Visiting Fort Belvoir or Mount Vernon? There’s more to see. Woodlawn historic district, near the junction of Mount Vernon Highway and Route 1, includes an historic house on a hill. From the porch on the east side of the house, when the deciduous trees have dropped their leaves, the tallest trees on the horizon are on the grounds of Mount Vernon. Winter is lovely, but anytime is perfect time for a visit!
Such is not a coincidence: George Washington gave the land, once part of his Mount Vernon Estate and Gardens, to his nephew and Martha Washington’s granddaughter as a wedding present. The National Trust for Historic Preservation provides tours of the historic house, as well as the Pope-Leighey house designed by Frank Lloyd Wright.
To the south of the plantation house, the Woodlawn Quaker Meetinghouse serves as a reminder of a successful mid-nineteenth century experiment in agriculture without the use of enslaved laborers.
Situated on Dogue Creek, George Washington’s Distillery and Grist Mill is the closest site to Mount Vernon in the district and open for tours seasonally. And while it’s possible for experienced walkers and bicyclists to travel from Mount Vernon to the Distillery and Grist Mill and to cross Route 1 to reach Woodlawn, one needs to exercise caution, especially at the narrow, two-lane highway bridge over Dogue Creek.

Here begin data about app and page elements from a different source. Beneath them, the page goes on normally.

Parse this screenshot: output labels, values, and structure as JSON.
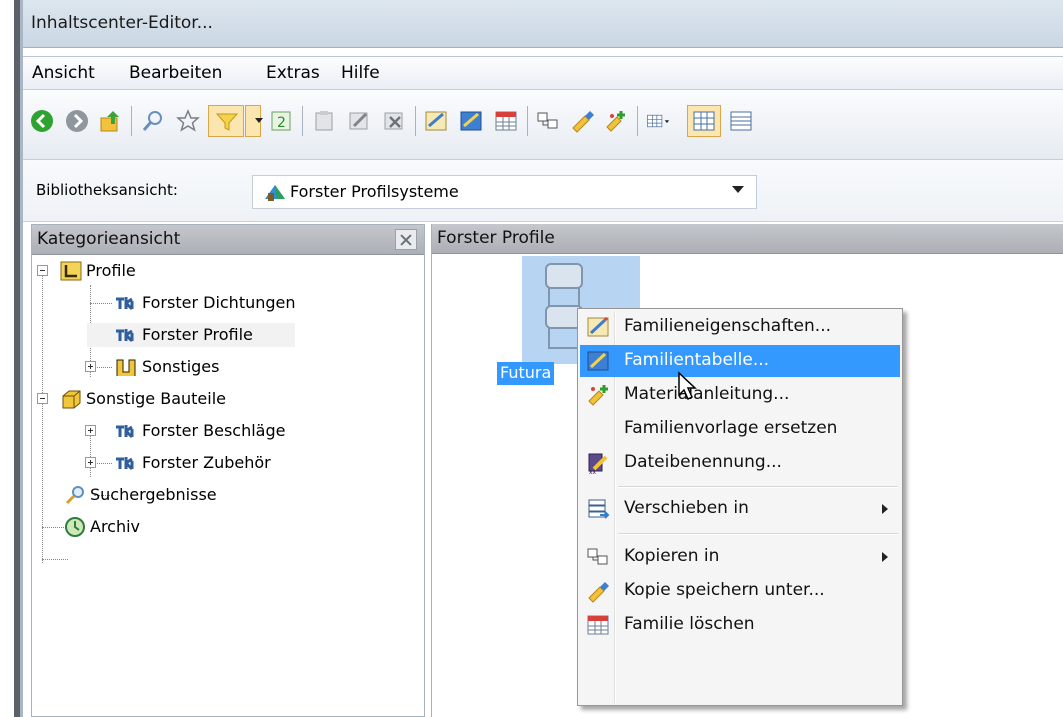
{
  "window": {
    "title": "Inhaltscenter-Editor..."
  },
  "menu": [
    "Ansicht",
    "Bearbeiten",
    "Extras",
    "Hilfe"
  ],
  "library": {
    "label": "Bibliotheksansicht:",
    "value": "Forster Profilsysteme"
  },
  "category_panel": {
    "title": "Kategorieansicht",
    "tree": [
      {
        "label": "Profile",
        "icon": "profile-l-icon"
      },
      {
        "label": "Forster Dichtungen",
        "icon": "profile-family-icon"
      },
      {
        "label": "Forster Profile",
        "icon": "profile-family-icon"
      },
      {
        "label": "Sonstiges",
        "icon": "profile-u-icon"
      },
      {
        "label": "Sonstige Bauteile",
        "icon": "part-box-icon"
      },
      {
        "label": "Forster Beschläge",
        "icon": "profile-family-icon"
      },
      {
        "label": "Forster Zubehör",
        "icon": "profile-family-icon"
      },
      {
        "label": "Suchergebnisse",
        "icon": "search-icon"
      },
      {
        "label": "Archiv",
        "icon": "archive-icon"
      }
    ]
  },
  "family_panel": {
    "title": "Forster Profile",
    "item_label": "Futura"
  },
  "context_menu": [
    {
      "label": "Familieneigenschaften...",
      "icon": "family-properties-icon"
    },
    {
      "label": "Familientabelle...",
      "icon": "family-table-icon",
      "highlighted": true
    },
    {
      "label": "Materialanleitung...",
      "icon": "material-guide-icon"
    },
    {
      "label": "Familienvorlage ersetzen",
      "icon": ""
    },
    {
      "label": "Dateibenennung...",
      "icon": "file-naming-icon"
    },
    {
      "label": "Verschieben in",
      "icon": "move-to-icon",
      "submenu": true
    },
    {
      "label": "Kopieren in",
      "icon": "copy-to-icon",
      "submenu": true
    },
    {
      "label": "Kopie speichern unter...",
      "icon": "save-copy-icon"
    },
    {
      "label": "Familie löschen",
      "icon": "delete-family-icon"
    }
  ],
  "colors": {
    "selection": "#3399ff",
    "thumbnail_selection": "#b7d4f3"
  }
}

The Potomac Heritage National Scenic Trail is a corridor of history and outdoor adventure. The Trail network follows the river through its tidal reaches to the fall line, with an interlude along the escarpment of Washington, D.C., then along the Potomac via the C&O Canal Towpath to Cumberland, Md. From there it goes through the mountains on a portion of the Great Allegheny Passage, finally connecting with the Laurel Highlands Hiking Trail.